═════ Dataset entries ═════
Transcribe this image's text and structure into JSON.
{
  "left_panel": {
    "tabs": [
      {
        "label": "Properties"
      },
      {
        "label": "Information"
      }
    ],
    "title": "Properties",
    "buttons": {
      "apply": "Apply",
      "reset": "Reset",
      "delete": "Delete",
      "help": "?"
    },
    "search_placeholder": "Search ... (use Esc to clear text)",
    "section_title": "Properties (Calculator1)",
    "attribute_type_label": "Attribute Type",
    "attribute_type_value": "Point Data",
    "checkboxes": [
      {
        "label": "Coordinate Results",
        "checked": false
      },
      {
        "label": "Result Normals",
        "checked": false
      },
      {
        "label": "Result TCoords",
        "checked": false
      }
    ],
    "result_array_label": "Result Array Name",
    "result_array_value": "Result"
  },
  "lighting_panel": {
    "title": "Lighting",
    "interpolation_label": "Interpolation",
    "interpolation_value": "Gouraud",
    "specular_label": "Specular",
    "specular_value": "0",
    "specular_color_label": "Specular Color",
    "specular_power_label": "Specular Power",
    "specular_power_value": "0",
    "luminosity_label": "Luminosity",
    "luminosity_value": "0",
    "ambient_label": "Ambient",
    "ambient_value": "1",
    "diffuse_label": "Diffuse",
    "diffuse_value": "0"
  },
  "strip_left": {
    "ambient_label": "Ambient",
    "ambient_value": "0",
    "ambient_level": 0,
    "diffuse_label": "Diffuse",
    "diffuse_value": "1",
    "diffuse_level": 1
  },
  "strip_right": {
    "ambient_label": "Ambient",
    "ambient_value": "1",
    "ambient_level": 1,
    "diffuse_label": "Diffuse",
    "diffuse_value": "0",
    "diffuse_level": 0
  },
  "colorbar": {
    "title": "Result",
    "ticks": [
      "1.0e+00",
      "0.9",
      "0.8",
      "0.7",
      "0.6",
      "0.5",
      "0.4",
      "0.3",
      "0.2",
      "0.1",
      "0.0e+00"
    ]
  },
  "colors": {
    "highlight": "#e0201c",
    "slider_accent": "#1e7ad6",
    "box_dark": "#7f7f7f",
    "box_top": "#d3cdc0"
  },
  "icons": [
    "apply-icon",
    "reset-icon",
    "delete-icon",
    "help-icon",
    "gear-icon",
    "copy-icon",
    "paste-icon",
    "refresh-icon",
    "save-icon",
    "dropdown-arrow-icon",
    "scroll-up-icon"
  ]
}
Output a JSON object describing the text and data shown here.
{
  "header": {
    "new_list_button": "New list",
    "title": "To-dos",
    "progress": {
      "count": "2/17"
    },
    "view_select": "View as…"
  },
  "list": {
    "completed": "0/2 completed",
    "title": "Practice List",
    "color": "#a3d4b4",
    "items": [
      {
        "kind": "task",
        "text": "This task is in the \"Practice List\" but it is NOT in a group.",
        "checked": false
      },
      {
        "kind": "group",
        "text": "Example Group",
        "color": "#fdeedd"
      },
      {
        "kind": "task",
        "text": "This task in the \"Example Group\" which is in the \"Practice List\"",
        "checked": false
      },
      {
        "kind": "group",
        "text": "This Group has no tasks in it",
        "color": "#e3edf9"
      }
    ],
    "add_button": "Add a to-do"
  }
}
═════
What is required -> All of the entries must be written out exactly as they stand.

Response to this task ->
Transcribe this image's text and structure into JSON.
{
  "left_panel": {
    "tabs": [
      {
        "label": "Properties"
      },
      {
        "label": "Information"
      }
    ],
    "title": "Properties",
    "buttons": {
      "apply": "Apply",
      "reset": "Reset",
      "delete": "Delete",
      "help": "?"
    },
    "search_placeholder": "Search ... (use Esc to clear text)",
    "section_title": "Properties (Calculator1)",
    "attribute_type_label": "Attribute Type",
    "attribute_type_value": "Point Data",
    "checkboxes": [
      {
        "label": "Coordinate Results",
        "checked": false
      },
      {
        "label": "Result Normals",
        "checked": false
      },
      {
        "label": "Result TCoords",
        "checked": false
      }
    ],
    "result_array_label": "Result Array Name",
    "result_array_value": "Result"
  },
  "lighting_panel": {
    "title": "Lighting",
    "interpolation_label": "Interpolation",
    "interpolation_value": "Gouraud",
    "specular_label": "Specular",
    "specular_value": "0",
    "specular_color_label": "Specular Color",
    "specular_power_label": "Specular Power",
    "specular_power_value": "0",
    "luminosity_label": "Luminosity",
    "luminosity_value": "0",
    "ambient_label": "Ambient",
    "ambient_value": "1",
    "diffuse_label": "Diffuse",
    "diffuse_value": "0"
  },
  "strip_left": {
    "ambient_label": "Ambient",
    "ambient_value": "0",
    "ambient_level": 0,
    "diffuse_label": "Diffuse",
    "diffuse_value": "1",
    "diffuse_level": 1
  },
  "strip_right": {
    "ambient_label": "Ambient",
    "ambient_value": "1",
    "ambient_level": 1,
    "diffuse_label": "Diffuse",
    "diffuse_value": "0",
    "diffuse_level": 0
  },
  "colorbar": {
    "title": "Result",
    "ticks": [
      "1.0e+00",
      "0.9",
      "0.8",
      "0.7",
      "0.6",
      "0.5",
      "0.4",
      "0.3",
      "0.2",
      "0.1",
      "0.0e+00"
    ]
  },
  "colors": {
    "highlight": "#e0201c",
    "slider_accent": "#1e7ad6",
    "box_dark": "#7f7f7f",
    "box_top": "#d3cdc0"
  },
  "icons": [
    "apply-icon",
    "reset-icon",
    "delete-icon",
    "help-icon",
    "gear-icon",
    "copy-icon",
    "paste-icon",
    "refresh-icon",
    "save-icon",
    "dropdown-arrow-icon",
    "scroll-up-icon"
  ]
}
Output a JSON object describing the text and data shown here.
{
  "header": {
    "new_list_button": "New list",
    "title": "To-dos",
    "progress": {
      "count": "2/17"
    },
    "view_select": "View as…"
  },
  "list": {
    "completed": "0/2 completed",
    "title": "Practice List",
    "color": "#a3d4b4",
    "items": [
      {
        "kind": "task",
        "text": "This task is in the \"Practice List\" but it is NOT in a group.",
        "checked": false
      },
      {
        "kind": "group",
        "text": "Example Group",
        "color": "#fdeedd"
      },
      {
        "kind": "task",
        "text": "This task in the \"Example Group\" which is in the \"Practice List\"",
        "checked": false
      },
      {
        "kind": "group",
        "text": "This Group has no tasks in it",
        "color": "#e3edf9"
      }
    ],
    "add_button": "Add a to-do"
  }
}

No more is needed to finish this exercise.